Look out, there’s new ad tech jargon coming your way. Meet “supply-path optimization.” Supply-path optimization gives some ad tech aficionados a frisson of excitement. The basic idea: it gives media buyers the ability to bid on and win inventory at the most reasonable price, while it lets publishers maximize their revenue over the long run. Still confused? Read the explainer below to learn more.
Pepsi cans and bottles will double up as gateways to Snapchat this summer — literally. The soda maker is leaning heavily on Snapchat to promote its limited-edition cinnamon-flavored Pepsi Fire, stamping millions of Pepsi cans and bottles across the country with Snapcodes over the next eight weeks.
Facebook has grand ambitions in video.
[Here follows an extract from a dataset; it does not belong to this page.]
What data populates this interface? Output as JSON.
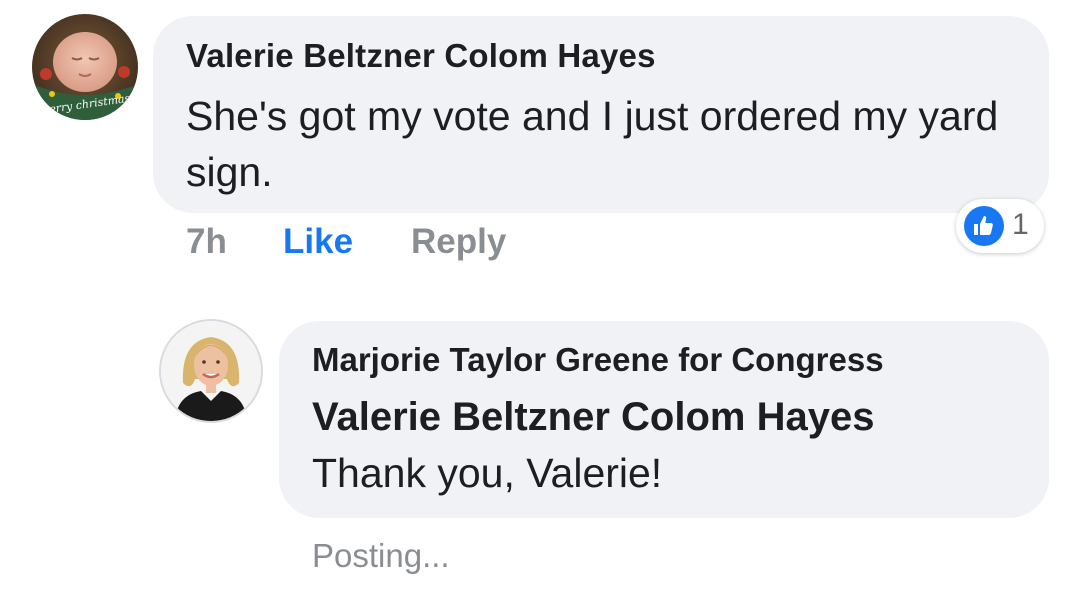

Mark Zuckerberg himself has said the feed will be mostly video in a few years, and Facebook is clearly eyeing TV. But for many video creators, Facebook simply doesn’t measure up when it comes to turning views into dollars. That was a big takeaway from conversations last week at the Digiday Video Anywhere Summit in New Orleans.
On April 10, Complex News launched its biggest video series yet, a daily morning talk show called “Everyday Struggle.” Hosted by Complex News anchor and MTV News alum Nadeska Alexis, each episode features lively debates between rapper Joe Budden and YouTube news personality DJ Akademiks on all things hip-hop and urban pop culture.
Tools like Google Customer Match are lettings brands figure out how loyal their customers are in the search box. Along with Bing’s Custom Audiences, they are now part of the search marketing toolkit, the latest type of marketing to get “people-based.” So what is people-based search marketing? Google’s remarking list for search ads (RLSA) was considered the first step toward a ...
When Chrissy Celaya finished her degree in personal financial planning at Texas Tech six years ago, she said ethics drew her to a career in the field. “I wanted to to help people,” she said. “Finance plays such a big role in everybody’s life, so if you can ensure people can be financially secure for the future, it’s helpful in so many different ways.
Facebook has partnered with French news organizations to help Facebook verify posts. While publishers are glad Facebook has started the initiative, they say the process lacks efficiency and transparency. In February, Facebook announced an ongoing partnership between eight French media companies, including Le Monde, Libération and Agence France-Presse, to fact-check and filter ...
Digital Content, Digital Advertising, Digital Marketing